Dedicated career women can’t be awesome moms. This is the opinion of renowned Indra Nooyi, CEO of PepsiCo. And I think she can’t be more wrong.

Indra Nooyi, born in a conservative Tamil family in Southern India and ranked 13th in the Forbes list of the world’s most powerful women, is a true inspiration to every single woman, be it working mom, single moms or just a single working woman. But at an interview at the Aspen Ideas Festival on June 30 by David Bradley, owner of the Atlantic Media Company she made a series of crude remarks about why women can never escalate in their careers and deserve a “Best Mom of the World” coffee mug at the same time.

Key Speakers At The Aspen Ideas Festival

“I don’t think women can have it all. I just don’t think so. We pretend we have it all. We pretend we can have it all” 

“Every day you have to make a decision about whether you are going to be a wife or a mother”, she elaborated.

Indra doesn’t believe she has done justice to her two daughters. “If you ask our daughters, I’m not sure they will say that I’ve been a good mom. I’m not sure.” This really bummed me out.

“I missed most class coffees” she explained, in reference to a weekly parent coffee gathering at her daughters Catholic school.

So it gets down to this: You a bad mother if you can’t make it to a class coffee every Wednesday, 9 am at your child’s school. Is there all to parenting? To be there when they utter their first words, kiss them goodbye and attend playgroups at school?

There might be some light in Indra’s words. “Women can’t have it all”.

There is no way to balance your work and personal life in perfect harmony. The bitter truth. They are compromises to be made and tough decisions that can’t be avoided. You will definitely miss your daughters’ class coffee if you are CEO of PepsiCo. But guess what? That doesn’t mean you have to drown yourself in mommy guilt and label yourself as the worst mother of the year.

News for Indra Nooyi: You are not a bad mother. Stop “dying with guilt”!

Even though her daughters would have been really distressed at that moment about their mother not being present, I am 100% confident they have grown into successful, mature beautiful daughters thanks to their awesome, CEO super- mom, whom they are tremendously proud of.

The fact that Indra posed as a role model for her daughters grooming them into beautiful individuals makes her a GREAT mom. And the fact that she considers her family just as important as her career, maybe even more, is a true sign of being an awesome mom. Because the truth is there is more to parenting than just spoon feeding your child.

The funny thing is, dads do it all the time. They aren’t expected to pack school lunches, give a ride to soccer practice and certainly not attend “class coffees”. Hell, my father missed both my high school and college graduation because he had to work. But they are still GREAT dads, aren’t they? I have never heard of daddy guilt. Have you?

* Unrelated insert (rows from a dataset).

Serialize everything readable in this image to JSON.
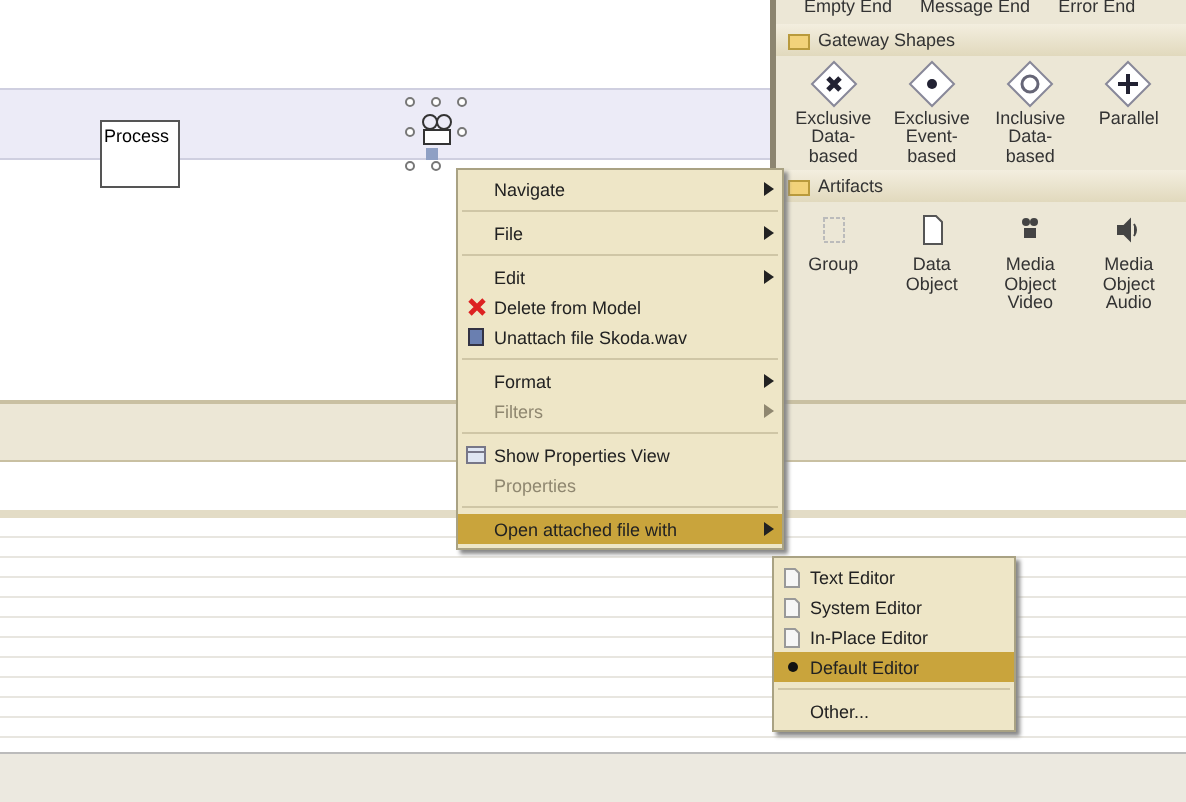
{
  "canvas": {
    "nodes": [
      {
        "label": "Process",
        "kind": "task"
      },
      {
        "kind": "media",
        "selected": true
      }
    ]
  },
  "palette": {
    "top_labels": [
      "Empty End",
      "Message End",
      "Error End"
    ],
    "sections": [
      {
        "title": "Gateway Shapes",
        "items": [
          {
            "label": "Exclusive\nData-\nbased",
            "kind": "x"
          },
          {
            "label": "Exclusive\nEvent-\nbased",
            "kind": "dot"
          },
          {
            "label": "Inclusive\nData-\nbased",
            "kind": "circle"
          },
          {
            "label": "Parallel",
            "kind": "plus"
          }
        ]
      },
      {
        "title": "Artifacts",
        "items": [
          {
            "label": "Group",
            "kind": "group"
          },
          {
            "label": "Data\nObject",
            "kind": "doc"
          },
          {
            "label": "Media\nObject\nVideo",
            "kind": "video"
          },
          {
            "label": "Media\nObject\nAudio",
            "kind": "audio"
          }
        ]
      }
    ]
  },
  "context_menu": {
    "items": [
      {
        "kind": "item",
        "label": "Navigate",
        "submenu": true,
        "disabled": false,
        "selected": false
      },
      {
        "kind": "separator"
      },
      {
        "kind": "item",
        "label": "File",
        "submenu": true,
        "disabled": false,
        "selected": false
      },
      {
        "kind": "separator"
      },
      {
        "kind": "item",
        "label": "Edit",
        "submenu": true,
        "disabled": false,
        "selected": false
      },
      {
        "kind": "delete",
        "label": "Delete from Model",
        "disabled": false,
        "selected": false
      },
      {
        "kind": "unattach",
        "label": "Unattach file Skoda.wav",
        "disabled": false,
        "selected": false
      },
      {
        "kind": "separator"
      },
      {
        "kind": "item",
        "label": "Format",
        "submenu": true,
        "disabled": false,
        "selected": false
      },
      {
        "kind": "item",
        "label": "Filters",
        "submenu": true,
        "disabled": true,
        "selected": false
      },
      {
        "kind": "separator"
      },
      {
        "kind": "properties",
        "label": "Show Properties View",
        "disabled": false,
        "selected": false
      },
      {
        "kind": "item",
        "label": "Properties",
        "disabled": true,
        "selected": false
      },
      {
        "kind": "separator"
      },
      {
        "kind": "item",
        "label": "Open attached file with",
        "submenu": true,
        "disabled": false,
        "selected": true
      }
    ]
  },
  "submenu": {
    "items": [
      {
        "kind": "file",
        "label": "Text Editor",
        "selected": false,
        "checked": false
      },
      {
        "kind": "file",
        "label": "System Editor",
        "selected": false,
        "checked": false
      },
      {
        "kind": "file",
        "label": "In-Place Editor",
        "selected": false,
        "checked": false
      },
      {
        "kind": "item",
        "label": "Default Editor",
        "selected": true,
        "checked": true
      },
      {
        "kind": "separator"
      },
      {
        "kind": "item",
        "label": "Other...",
        "selected": false,
        "checked": false
      }
    ]
  }
}
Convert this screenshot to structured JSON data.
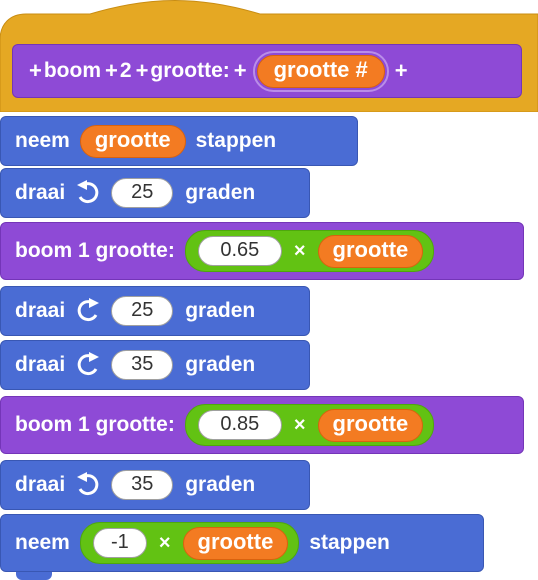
{
  "hat": {
    "plus": "+",
    "word_boom": "boom",
    "num": "2",
    "word_grootte": "grootte:",
    "param": "grootte #"
  },
  "blocks": [
    {
      "kind": "move",
      "pre": "neem",
      "var": "grootte",
      "post": "stappen"
    },
    {
      "kind": "turn_left",
      "pre": "draai",
      "value": "25",
      "post": "graden"
    },
    {
      "kind": "custom",
      "pre": "boom 1 grootte:",
      "value": "0.65",
      "times": "×",
      "var": "grootte"
    },
    {
      "kind": "turn_right",
      "pre": "draai",
      "value": "25",
      "post": "graden"
    },
    {
      "kind": "turn_right",
      "pre": "draai",
      "value": "35",
      "post": "graden"
    },
    {
      "kind": "custom",
      "pre": "boom 1 grootte:",
      "value": "0.85",
      "times": "×",
      "var": "grootte"
    },
    {
      "kind": "turn_left",
      "pre": "draai",
      "value": "35",
      "post": "graden"
    },
    {
      "kind": "move_expr",
      "pre": "neem",
      "value": "-1",
      "times": "×",
      "var": "grootte",
      "post": "stappen"
    }
  ],
  "colors": {
    "motion": "#4a6cd4",
    "custom": "#8e4ad6",
    "hat": "#e5a823",
    "variable": "#f37b22",
    "operator": "#62c213"
  }
}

The problem is not that our child thinks we are bad mothers. It because WE think we are bad mothers. We raise our children believing ‘Hey look, mommy has to be there every step of your way. Else she is a bad mommy. Daddy on the other hand, can only be there to kiss you goodnight. Sometimes he might miss that too because he is working. BUT he is still a great dad.’

We are wired to think this way, because the society works this way. Hey, great idea, why not a class coffee for dads? Why are the all mothers expected to be idle to attend one? Because that is what society expects from a woman. The entire purpose of females in this universe, it seems is to marry, produce children and attend to their every need from dawn to the next dawn. Not that there is anything wrong with being a stay at home mom. It all comes down to personal choice. But to label a working mother as a bad parent or worse feeling guilty for not being there for a parent teacher meeting is WRONG.

Attention working moms! Today is the day you stop feeling guilty that you can’t be there to overlook your child’s every step. Yes, juggling work and family is far from an ideal situation. It is difficult. Scratch that. It is darn difficult. But, you still have every right to think about your career and at the same time the well being of your children, without bumming yourself out. This is not a war to choose between your career and your family. Because guess what, you can have both!

Join us now at and get yourself a career your inner mum would be proud of!


Written by HerCareer is a career community of women seeking consult, inspiration, and the tools needed to succeed in the workplace.